Information supplied ▸
========================================

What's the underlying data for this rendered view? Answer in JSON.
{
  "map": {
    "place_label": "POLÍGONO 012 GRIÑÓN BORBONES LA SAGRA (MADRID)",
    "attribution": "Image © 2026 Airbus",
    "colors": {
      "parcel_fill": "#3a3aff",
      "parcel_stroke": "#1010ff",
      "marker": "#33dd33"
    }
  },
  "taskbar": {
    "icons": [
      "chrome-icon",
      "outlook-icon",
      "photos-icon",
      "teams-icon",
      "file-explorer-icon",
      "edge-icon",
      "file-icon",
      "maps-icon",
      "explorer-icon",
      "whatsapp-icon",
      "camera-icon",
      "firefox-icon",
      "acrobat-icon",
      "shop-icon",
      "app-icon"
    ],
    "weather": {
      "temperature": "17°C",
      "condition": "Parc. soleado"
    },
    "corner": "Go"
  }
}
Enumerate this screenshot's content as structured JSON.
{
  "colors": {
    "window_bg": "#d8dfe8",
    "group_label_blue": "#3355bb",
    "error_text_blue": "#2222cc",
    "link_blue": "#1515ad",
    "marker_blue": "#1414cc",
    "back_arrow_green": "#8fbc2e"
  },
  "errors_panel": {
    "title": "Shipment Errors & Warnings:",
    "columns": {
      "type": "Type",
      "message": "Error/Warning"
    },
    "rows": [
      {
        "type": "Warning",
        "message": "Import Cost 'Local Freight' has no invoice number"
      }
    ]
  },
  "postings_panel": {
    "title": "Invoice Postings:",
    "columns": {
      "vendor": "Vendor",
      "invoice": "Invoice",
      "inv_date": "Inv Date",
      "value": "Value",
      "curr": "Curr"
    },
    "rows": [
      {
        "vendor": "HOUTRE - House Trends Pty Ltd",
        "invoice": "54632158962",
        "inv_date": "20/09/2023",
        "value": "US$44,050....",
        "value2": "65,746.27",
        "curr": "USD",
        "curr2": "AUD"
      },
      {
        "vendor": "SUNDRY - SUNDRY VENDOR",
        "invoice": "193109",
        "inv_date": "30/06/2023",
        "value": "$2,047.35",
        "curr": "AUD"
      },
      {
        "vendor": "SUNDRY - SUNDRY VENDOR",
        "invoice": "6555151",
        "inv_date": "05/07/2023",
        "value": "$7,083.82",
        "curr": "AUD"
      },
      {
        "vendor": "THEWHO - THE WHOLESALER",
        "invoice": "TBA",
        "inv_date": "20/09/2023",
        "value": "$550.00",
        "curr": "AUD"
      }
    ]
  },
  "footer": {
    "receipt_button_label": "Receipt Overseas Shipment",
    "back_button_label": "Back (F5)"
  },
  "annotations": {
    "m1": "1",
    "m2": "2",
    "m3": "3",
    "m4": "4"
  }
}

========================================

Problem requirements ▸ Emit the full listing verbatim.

Solution to this exercise ▸
What's the underlying data for this rendered view? Answer in JSON.
{
  "map": {
    "place_label": "POLÍGONO 012 GRIÑÓN BORBONES LA SAGRA (MADRID)",
    "attribution": "Image © 2026 Airbus",
    "colors": {
      "parcel_fill": "#3a3aff",
      "parcel_stroke": "#1010ff",
      "marker": "#33dd33"
    }
  },
  "taskbar": {
    "icons": [
      "chrome-icon",
      "outlook-icon",
      "photos-icon",
      "teams-icon",
      "file-explorer-icon",
      "edge-icon",
      "file-icon",
      "maps-icon",
      "explorer-icon",
      "whatsapp-icon",
      "camera-icon",
      "firefox-icon",
      "acrobat-icon",
      "shop-icon",
      "app-icon"
    ],
    "weather": {
      "temperature": "17°C",
      "condition": "Parc. soleado"
    },
    "corner": "Go"
  }
}
Enumerate this screenshot's content as structured JSON.
{
  "colors": {
    "window_bg": "#d8dfe8",
    "group_label_blue": "#3355bb",
    "error_text_blue": "#2222cc",
    "link_blue": "#1515ad",
    "marker_blue": "#1414cc",
    "back_arrow_green": "#8fbc2e"
  },
  "errors_panel": {
    "title": "Shipment Errors & Warnings:",
    "columns": {
      "type": "Type",
      "message": "Error/Warning"
    },
    "rows": [
      {
        "type": "Warning",
        "message": "Import Cost 'Local Freight' has no invoice number"
      }
    ]
  },
  "postings_panel": {
    "title": "Invoice Postings:",
    "columns": {
      "vendor": "Vendor",
      "invoice": "Invoice",
      "inv_date": "Inv Date",
      "value": "Value",
      "curr": "Curr"
    },
    "rows": [
      {
        "vendor": "HOUTRE - House Trends Pty Ltd",
        "invoice": "54632158962",
        "inv_date": "20/09/2023",
        "value": "US$44,050....",
        "value2": "65,746.27",
        "curr": "USD",
        "curr2": "AUD"
      },
      {
        "vendor": "SUNDRY - SUNDRY VENDOR",
        "invoice": "193109",
        "inv_date": "30/06/2023",
        "value": "$2,047.35",
        "curr": "AUD"
      },
      {
        "vendor": "SUNDRY - SUNDRY VENDOR",
        "invoice": "6555151",
        "inv_date": "05/07/2023",
        "value": "$7,083.82",
        "curr": "AUD"
      },
      {
        "vendor": "THEWHO - THE WHOLESALER",
        "invoice": "TBA",
        "inv_date": "20/09/2023",
        "value": "$550.00",
        "curr": "AUD"
      }
    ]
  },
  "footer": {
    "receipt_button_label": "Receipt Overseas Shipment",
    "back_button_label": "Back (F5)"
  },
  "annotations": {
    "m1": "1",
    "m2": "2",
    "m3": "3",
    "m4": "4"
  }
}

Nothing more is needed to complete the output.